“We received information from some of the guests (of the conference) that this was being sold downstairs,” Whalen said.

Another search was executed at Lucky’s Import and Wholesale, located at 1607 The Queensway in Etobicoke.

A total of 16 tractor-trailer loads of goods were seized.

Three people were arrested, two for immigration violations.

Whalen said that when police began testing the goods, the found toys like Thomas the Tank Engines that would break, and wireless earphones that would overheat and melt when engaged.

“Just about every child I know chews on Thomas the Train, so we’re going to have it tested to see if it contains lead paint,” Whalen said.

They also found fake Magic Bullet blenders. When Whalen plugged one in and turned it on, he said it worked for 10 to 15 seconds, and then began to sizzle and smoke.

Also seized were fake Ray Ban sunglasses, steam cleaners, Hoberman spheres, Beats speaker sets, and a variety of other toys.

The owner of Lucky’s Import and Wholesale, identified as 46-year-old Hock Chan of Mississauga, faces charges including possession of property obtained by crime, fraud over $5,000 and passing off wares.

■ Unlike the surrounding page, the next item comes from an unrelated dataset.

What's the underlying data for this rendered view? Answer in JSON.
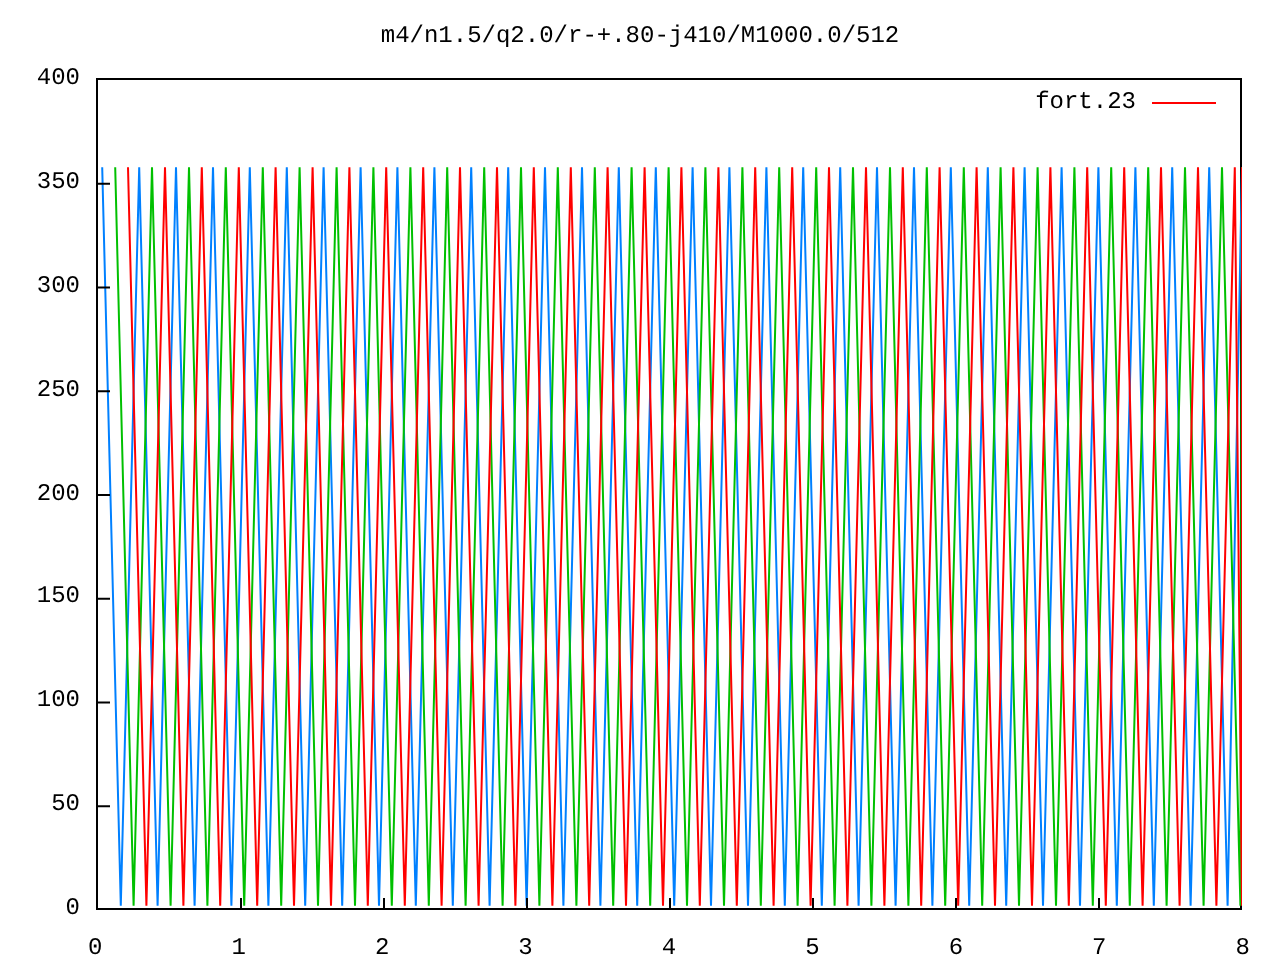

He was released on bail, Whalen said.

The two other individuals arrested may face deportation.

Supt. Bryce Evans said the top ten items counterfeiters reproduce are purses, watches, other jewelry, smartphones, shoes, DVDs, medication, computers, designer goods and foods.

Since 2010, Toronto Police have seized $21 million-worth of counterfeit goods.

He said counterfeit goods sales often support organized crime and in at least one instance, proceeds were used to support terrorism.

Evans cited the 2016 report from the French NGO Unifab, which says the Al-Qaeda of the Arabian Peninsula- inspired terrorists who perpetrated the attack on Charlie Hebdo magazine in Paris in Jan. 2015 sold counterfeit Nike running shoes to raise money to buy rifles.

Whalen said consumers must be extremely wary when preparing to make a purchase, and if it seems too good to be true, it probably is.

“When you go to make a purchase, research your product and try to find it at a legitimate source.”